Calculation of Taxable Base
There are substantial differences between the federal government and cantons, and between individual cantons, in the calculation of taxable income.

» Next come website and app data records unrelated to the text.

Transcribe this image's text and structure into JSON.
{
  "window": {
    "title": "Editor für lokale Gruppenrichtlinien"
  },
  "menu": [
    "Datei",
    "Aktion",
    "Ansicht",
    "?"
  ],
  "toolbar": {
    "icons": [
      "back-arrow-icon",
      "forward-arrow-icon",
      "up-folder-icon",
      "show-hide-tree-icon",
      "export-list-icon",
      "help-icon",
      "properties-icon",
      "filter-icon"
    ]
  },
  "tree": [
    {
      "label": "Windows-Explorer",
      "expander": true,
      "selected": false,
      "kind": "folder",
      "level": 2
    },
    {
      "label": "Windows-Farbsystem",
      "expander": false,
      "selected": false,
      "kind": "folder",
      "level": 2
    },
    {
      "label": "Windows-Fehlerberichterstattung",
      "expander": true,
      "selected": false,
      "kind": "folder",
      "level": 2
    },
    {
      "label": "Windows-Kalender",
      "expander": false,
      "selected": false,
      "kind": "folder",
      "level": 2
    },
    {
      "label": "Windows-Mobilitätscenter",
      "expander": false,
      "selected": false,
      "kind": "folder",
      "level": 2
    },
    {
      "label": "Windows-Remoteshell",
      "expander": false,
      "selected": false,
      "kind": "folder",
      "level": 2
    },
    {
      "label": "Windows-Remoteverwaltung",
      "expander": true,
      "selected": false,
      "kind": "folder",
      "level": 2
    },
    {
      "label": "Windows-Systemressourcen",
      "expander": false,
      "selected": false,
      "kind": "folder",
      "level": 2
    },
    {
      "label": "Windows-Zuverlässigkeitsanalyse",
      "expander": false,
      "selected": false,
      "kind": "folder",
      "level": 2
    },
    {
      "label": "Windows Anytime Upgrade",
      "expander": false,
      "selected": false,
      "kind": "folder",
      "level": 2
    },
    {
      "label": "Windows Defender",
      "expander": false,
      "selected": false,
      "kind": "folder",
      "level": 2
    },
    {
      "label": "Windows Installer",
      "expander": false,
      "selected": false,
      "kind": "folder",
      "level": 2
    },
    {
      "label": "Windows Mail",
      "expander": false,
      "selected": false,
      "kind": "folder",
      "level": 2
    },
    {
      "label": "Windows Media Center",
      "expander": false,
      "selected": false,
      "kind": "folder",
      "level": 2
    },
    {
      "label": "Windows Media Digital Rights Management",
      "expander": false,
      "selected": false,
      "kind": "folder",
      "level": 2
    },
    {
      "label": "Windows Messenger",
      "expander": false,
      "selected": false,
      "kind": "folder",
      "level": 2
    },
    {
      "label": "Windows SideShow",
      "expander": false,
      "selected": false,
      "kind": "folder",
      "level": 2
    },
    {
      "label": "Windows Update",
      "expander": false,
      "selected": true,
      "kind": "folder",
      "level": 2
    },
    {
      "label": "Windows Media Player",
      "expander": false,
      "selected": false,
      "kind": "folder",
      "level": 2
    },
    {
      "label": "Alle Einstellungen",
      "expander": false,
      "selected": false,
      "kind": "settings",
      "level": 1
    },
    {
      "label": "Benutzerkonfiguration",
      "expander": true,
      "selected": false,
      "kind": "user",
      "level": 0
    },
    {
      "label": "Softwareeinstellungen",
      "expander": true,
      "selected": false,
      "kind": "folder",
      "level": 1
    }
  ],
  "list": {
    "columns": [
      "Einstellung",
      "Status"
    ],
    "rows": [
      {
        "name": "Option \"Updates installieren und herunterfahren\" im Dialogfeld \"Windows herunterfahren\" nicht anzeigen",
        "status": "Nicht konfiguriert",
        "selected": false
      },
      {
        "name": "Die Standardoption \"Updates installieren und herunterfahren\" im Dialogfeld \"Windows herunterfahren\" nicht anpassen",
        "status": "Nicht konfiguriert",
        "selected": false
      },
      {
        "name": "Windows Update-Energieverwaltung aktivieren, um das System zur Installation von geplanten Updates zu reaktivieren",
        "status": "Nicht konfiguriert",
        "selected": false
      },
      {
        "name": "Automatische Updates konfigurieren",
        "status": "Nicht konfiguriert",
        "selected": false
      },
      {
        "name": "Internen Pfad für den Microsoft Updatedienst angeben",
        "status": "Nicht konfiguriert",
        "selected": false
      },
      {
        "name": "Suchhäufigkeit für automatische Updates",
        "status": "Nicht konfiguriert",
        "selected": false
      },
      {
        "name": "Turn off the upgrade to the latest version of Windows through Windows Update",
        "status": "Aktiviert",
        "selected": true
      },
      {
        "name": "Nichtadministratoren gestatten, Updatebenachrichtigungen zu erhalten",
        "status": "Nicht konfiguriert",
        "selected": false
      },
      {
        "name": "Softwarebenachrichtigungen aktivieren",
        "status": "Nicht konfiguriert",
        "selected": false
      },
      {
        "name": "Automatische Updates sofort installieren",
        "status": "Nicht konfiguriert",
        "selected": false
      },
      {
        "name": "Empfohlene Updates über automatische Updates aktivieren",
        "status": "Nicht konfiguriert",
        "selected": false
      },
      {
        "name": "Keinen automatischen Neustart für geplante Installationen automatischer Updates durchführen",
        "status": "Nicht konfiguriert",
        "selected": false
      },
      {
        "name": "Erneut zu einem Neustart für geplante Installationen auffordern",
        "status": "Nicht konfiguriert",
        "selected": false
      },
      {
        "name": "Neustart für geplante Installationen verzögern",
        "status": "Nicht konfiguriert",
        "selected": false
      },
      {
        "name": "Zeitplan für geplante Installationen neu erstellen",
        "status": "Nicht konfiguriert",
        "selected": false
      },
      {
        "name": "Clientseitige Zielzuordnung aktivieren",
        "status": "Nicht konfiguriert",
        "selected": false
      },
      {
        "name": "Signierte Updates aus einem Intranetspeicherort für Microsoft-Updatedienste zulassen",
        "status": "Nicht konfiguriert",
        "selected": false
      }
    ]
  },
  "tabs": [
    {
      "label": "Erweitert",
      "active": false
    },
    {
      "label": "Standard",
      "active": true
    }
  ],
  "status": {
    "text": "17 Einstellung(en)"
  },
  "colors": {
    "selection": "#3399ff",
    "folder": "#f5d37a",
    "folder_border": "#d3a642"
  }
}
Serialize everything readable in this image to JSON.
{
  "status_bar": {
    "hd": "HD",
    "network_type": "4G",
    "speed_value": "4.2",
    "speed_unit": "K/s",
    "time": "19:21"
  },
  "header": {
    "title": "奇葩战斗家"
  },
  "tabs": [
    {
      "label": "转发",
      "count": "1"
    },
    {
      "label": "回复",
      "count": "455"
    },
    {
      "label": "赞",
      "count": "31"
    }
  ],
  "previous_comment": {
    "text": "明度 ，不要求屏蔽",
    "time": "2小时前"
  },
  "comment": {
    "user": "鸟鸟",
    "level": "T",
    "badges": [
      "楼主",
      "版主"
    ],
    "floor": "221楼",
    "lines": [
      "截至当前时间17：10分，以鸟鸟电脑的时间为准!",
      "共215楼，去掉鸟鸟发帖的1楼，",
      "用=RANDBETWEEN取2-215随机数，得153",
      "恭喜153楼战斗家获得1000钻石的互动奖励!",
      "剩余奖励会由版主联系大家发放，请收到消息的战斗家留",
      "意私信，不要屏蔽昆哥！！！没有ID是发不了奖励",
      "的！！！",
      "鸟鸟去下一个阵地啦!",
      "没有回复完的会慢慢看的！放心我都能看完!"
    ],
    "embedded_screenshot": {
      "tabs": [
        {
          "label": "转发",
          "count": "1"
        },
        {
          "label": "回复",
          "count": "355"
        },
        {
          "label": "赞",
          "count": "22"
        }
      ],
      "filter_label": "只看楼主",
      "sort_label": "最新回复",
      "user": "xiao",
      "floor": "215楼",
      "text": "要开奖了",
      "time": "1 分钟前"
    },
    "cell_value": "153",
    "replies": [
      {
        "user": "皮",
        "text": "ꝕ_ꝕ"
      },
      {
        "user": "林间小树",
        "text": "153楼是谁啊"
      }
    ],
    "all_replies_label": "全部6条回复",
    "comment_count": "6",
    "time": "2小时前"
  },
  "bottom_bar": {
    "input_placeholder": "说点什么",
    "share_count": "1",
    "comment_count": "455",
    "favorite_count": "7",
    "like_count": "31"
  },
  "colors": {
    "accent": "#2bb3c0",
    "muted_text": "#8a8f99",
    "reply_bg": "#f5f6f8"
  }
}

The following list of broadly applicable rules must be checked in any given situation:
- GAAP principles apply to most aspects of the tax computation;
- Group or consortium relief does not exist in Switzerland;
- Losses can be carried forwards for between 4 and 7 years, but not backwards;
- There is no controlled foreign company tax legislation of the type which exists in both the UK and the USA;
- Capital gains made by a non-resident parent company on the sale of its shareholding in a Swiss subsidiary are not taxable in Switzerland (unless the Swiss subsidiary owns real estate in Switzerland);
- The payment of loan interest by a resident or non-resident subsidiary to a Swiss parent company is free of any corporate income tax in Switzerland;
- Provisions for future employee retirement liabilities are tax deductible;
- Income or capital gains accruing to a resident or non-resident company on the rental or sale of Swiss real estate (including the sale of shares in a company which owns real estate in Switzerland) are subject to corporate income tax at both federal and cantonal levels;
- Income and capital gains from foreign immovable property are exempt from corporate income tax;
- The profits of the foreign branches of a Swiss company are exempt from corporate income tax in Switzerland as are any capital gains made on a sale of a branch;
- The losses of the foreign branch of a resident company can be set off against the profits of the resident Swiss company.
- Where there is no double taxation treaty in place withholding taxes deducted in a foreign jurisdiction on remittances paid to a Swiss entity give rise to a tax credit in Switzerland. See Double Taxation Treaties.
See Offshore Legal and Taxation Regimes for details of the taxation of Holding, Domiciliary, Auxiliary, Mixed and Service Companies.